═══ Data to use

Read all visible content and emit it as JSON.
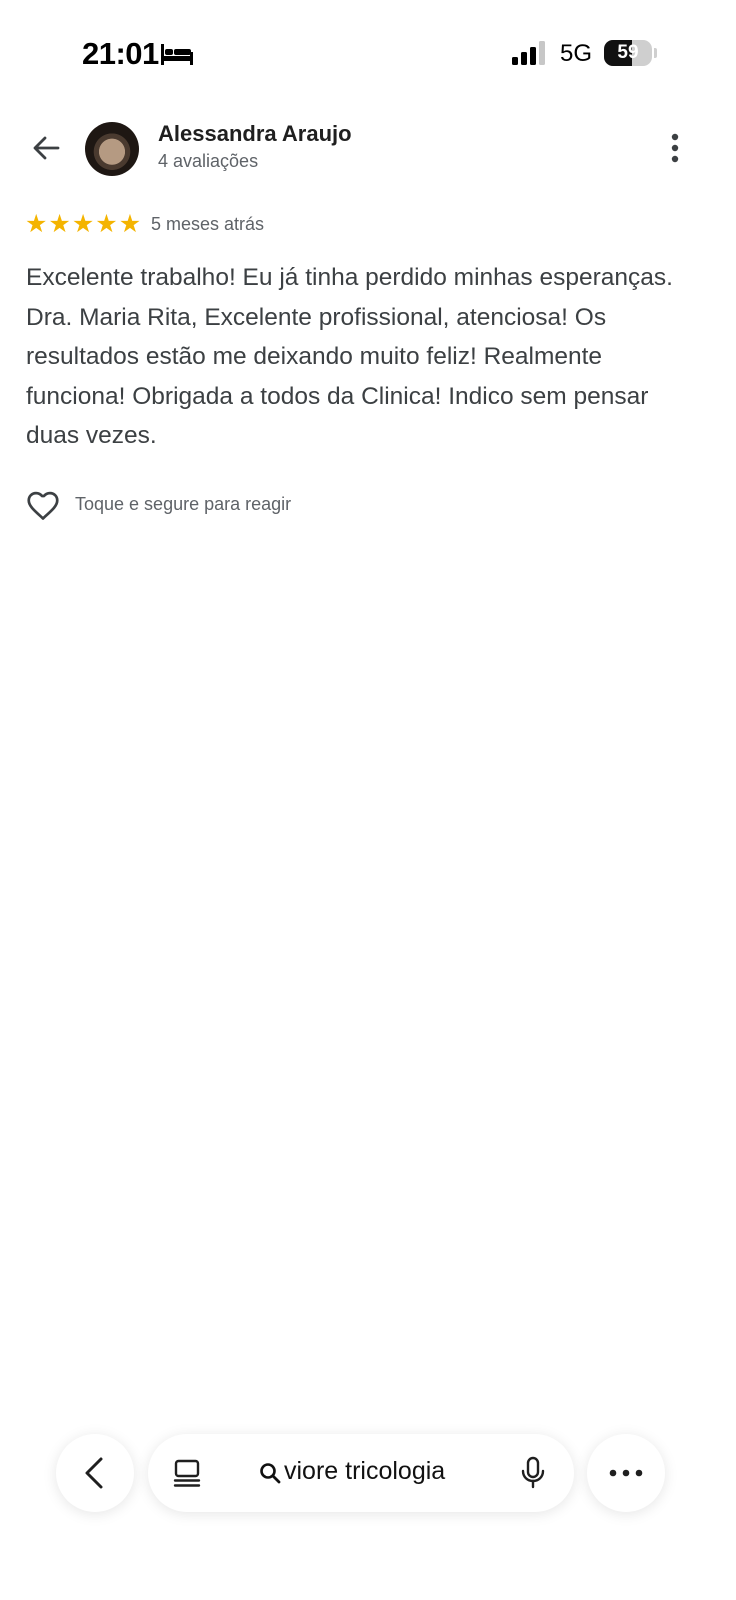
{
  "status_bar": {
    "time": "21:01",
    "network": "5G",
    "battery_level": "59",
    "battery_fraction": 0.59,
    "focus_icon": "bed-icon"
  },
  "header": {
    "back_icon": "arrow-left-icon",
    "reviewer_name": "Alessandra Araujo",
    "reviewer_reviews": "4 avaliações",
    "more_icon": "more-vertical-icon"
  },
  "review": {
    "rating": 5,
    "max_rating": 5,
    "star_color": "#f4b400",
    "age": "5 meses atrás",
    "text": "Excelente trabalho! Eu já tinha perdido minhas esperanças. Dra. Maria Rita, Excelente profissional, atenciosa! Os resultados estão me deixando muito feliz! Realmente funciona! Obrigada a todos da Clinica! Indico sem pensar duas vezes."
  },
  "reaction": {
    "icon": "heart-outline-icon",
    "hint": "Toque e segure para reagir"
  },
  "browser_bar": {
    "back_icon": "chevron-left-icon",
    "tabs_icon": "tabs-icon",
    "search_icon": "search-icon",
    "url_text": "viore tricologia",
    "mic_icon": "mic-icon",
    "more_icon": "more-horizontal-icon"
  }
}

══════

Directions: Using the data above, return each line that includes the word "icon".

Output of the task:
    "focus_icon": "bed-icon"
    "back_icon": "arrow-left-icon",
    "more_icon": "more-vertical-icon"
    "icon": "heart-outline-icon",
    "back_icon": "chevron-left-icon",
    "tabs_icon": "tabs-icon",
    "search_icon": "search-icon",
    "mic_icon": "mic-icon",
    "more_icon": "more-horizontal-icon"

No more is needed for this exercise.